↓↓↓

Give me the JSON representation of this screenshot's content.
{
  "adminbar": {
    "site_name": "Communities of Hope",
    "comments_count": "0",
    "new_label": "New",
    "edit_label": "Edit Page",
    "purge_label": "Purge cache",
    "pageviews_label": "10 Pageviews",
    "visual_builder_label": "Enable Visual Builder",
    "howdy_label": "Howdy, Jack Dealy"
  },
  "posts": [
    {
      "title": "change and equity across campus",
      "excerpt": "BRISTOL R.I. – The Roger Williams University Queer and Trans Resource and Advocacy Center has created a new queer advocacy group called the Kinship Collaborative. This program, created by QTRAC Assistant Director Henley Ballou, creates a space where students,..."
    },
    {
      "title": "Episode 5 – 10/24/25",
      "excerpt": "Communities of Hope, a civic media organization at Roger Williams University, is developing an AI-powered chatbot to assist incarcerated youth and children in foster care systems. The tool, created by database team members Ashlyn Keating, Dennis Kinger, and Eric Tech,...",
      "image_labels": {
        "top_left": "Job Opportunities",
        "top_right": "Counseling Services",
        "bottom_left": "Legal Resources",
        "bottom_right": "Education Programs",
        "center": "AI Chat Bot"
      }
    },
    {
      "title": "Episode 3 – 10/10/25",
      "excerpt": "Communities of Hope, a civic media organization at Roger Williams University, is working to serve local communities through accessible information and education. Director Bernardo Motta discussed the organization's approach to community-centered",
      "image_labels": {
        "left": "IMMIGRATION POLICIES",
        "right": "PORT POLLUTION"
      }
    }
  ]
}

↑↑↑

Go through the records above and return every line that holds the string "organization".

Written answer -
      "excerpt": "Communities of Hope, a civic media organization at Roger Williams University, is developing an AI-powered chatbot to assist incarcerated youth and children in foster care systems. The tool, created by database team members Ashlyn Keating, Dennis Kinger, and Eric Tech,...",
      "excerpt": "Communities of Hope, a civic media organization at Roger Williams University, is working to serve local communities through accessible information and education. Director Bernardo Motta discussed the organization's approach to community-centered",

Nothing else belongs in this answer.